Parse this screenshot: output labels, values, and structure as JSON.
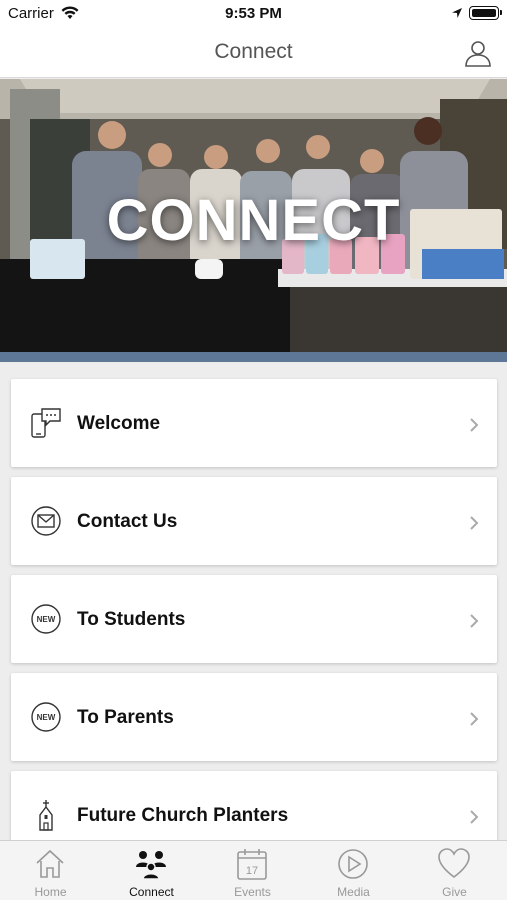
{
  "status_bar": {
    "carrier": "Carrier",
    "time": "9:53 PM"
  },
  "nav": {
    "title": "Connect",
    "profile_icon": "profile-icon"
  },
  "hero": {
    "title": "CONNECT"
  },
  "list": {
    "items": [
      {
        "label": "Welcome",
        "icon": "chat-phone-icon"
      },
      {
        "label": "Contact Us",
        "icon": "mail-icon"
      },
      {
        "label": "To Students",
        "icon": "new-badge-icon"
      },
      {
        "label": "To Parents",
        "icon": "new-badge-icon"
      },
      {
        "label": "Future Church Planters",
        "icon": "church-icon"
      }
    ]
  },
  "tabs": [
    {
      "label": "Home",
      "icon": "home-icon",
      "active": false
    },
    {
      "label": "Connect",
      "icon": "people-icon",
      "active": true
    },
    {
      "label": "Events",
      "icon": "calendar-icon",
      "active": false,
      "badge": "17"
    },
    {
      "label": "Media",
      "icon": "play-icon",
      "active": false
    },
    {
      "label": "Give",
      "icon": "heart-icon",
      "active": false
    }
  ],
  "colors": {
    "accent_bar": "#5e7797",
    "tab_inactive": "#999999",
    "tab_active": "#111111"
  }
}
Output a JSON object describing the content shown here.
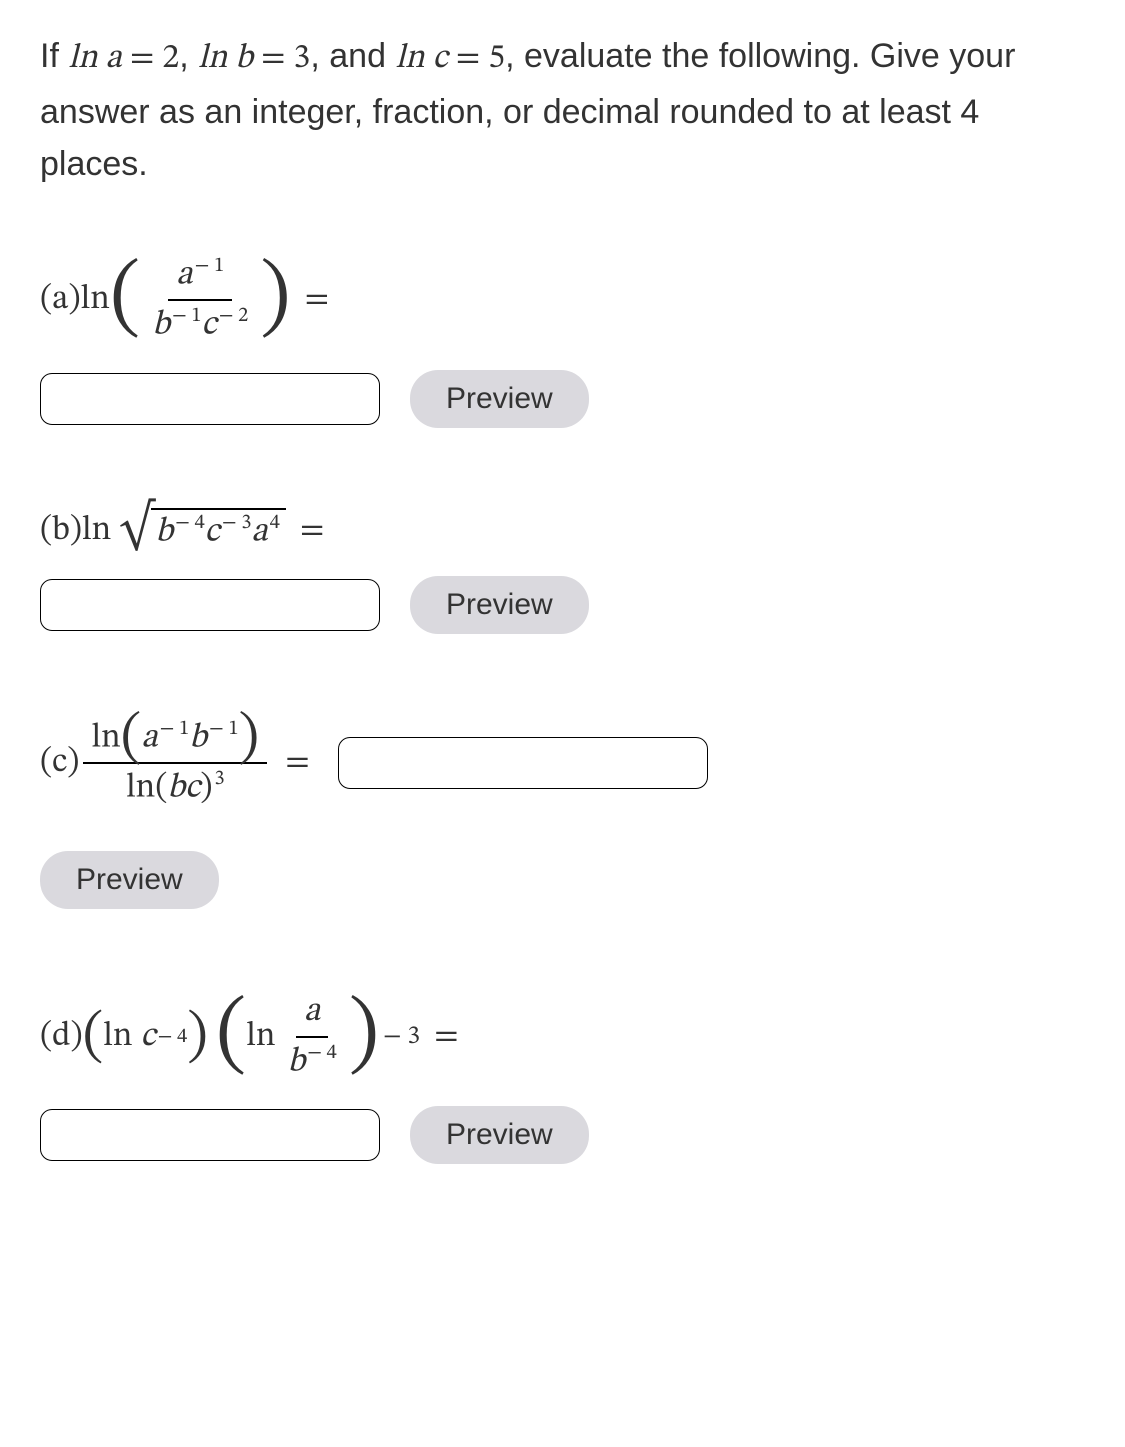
{
  "problem": {
    "prefix": "If ",
    "given1_lhs": "ln a",
    "given1_rhs": "2",
    "sep1": ", ",
    "given2_lhs": "ln b",
    "given2_rhs": "3",
    "sep2": ", and ",
    "given3_lhs": "ln c",
    "given3_rhs": "5",
    "suffix": ", evaluate the following. Give your answer as an integer, fraction, or decimal rounded to at least 4 places."
  },
  "parts": {
    "a": {
      "label": "(a) ",
      "ln": "ln",
      "num_base": "a",
      "num_exp": "− 1",
      "den_b": "b",
      "den_b_exp": "− 1",
      "den_c": "c",
      "den_c_exp": "− 2",
      "equals": "="
    },
    "b": {
      "label": "(b) ",
      "ln": "ln",
      "rad_b": "b",
      "rad_b_exp": "− 4",
      "rad_c": "c",
      "rad_c_exp": "− 3",
      "rad_a": "a",
      "rad_a_exp": "4",
      "equals": "="
    },
    "c": {
      "label": "(c) ",
      "num_ln": "ln",
      "num_a": "a",
      "num_a_exp": "− 1",
      "num_b": "b",
      "num_b_exp": "− 1",
      "den_ln": "ln",
      "den_bc": "bc",
      "den_exp": "3",
      "equals": "="
    },
    "d": {
      "label": "(d) ",
      "lnc": "ln",
      "c": "c",
      "c_exp": "− 4",
      "ln2": "ln",
      "frac_a": "a",
      "frac_b": "b",
      "frac_b_exp": "− 4",
      "outer_exp": "− 3",
      "equals": "="
    }
  },
  "buttons": {
    "preview": "Preview"
  },
  "inputs": {
    "a": "",
    "b": "",
    "c": "",
    "d": ""
  }
}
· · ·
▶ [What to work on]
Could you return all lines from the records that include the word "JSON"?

▶ [Output of the exercise]
Parse this screenshot: output labels, values, and structure as JSON.
Output a JSON object describing the content shown here.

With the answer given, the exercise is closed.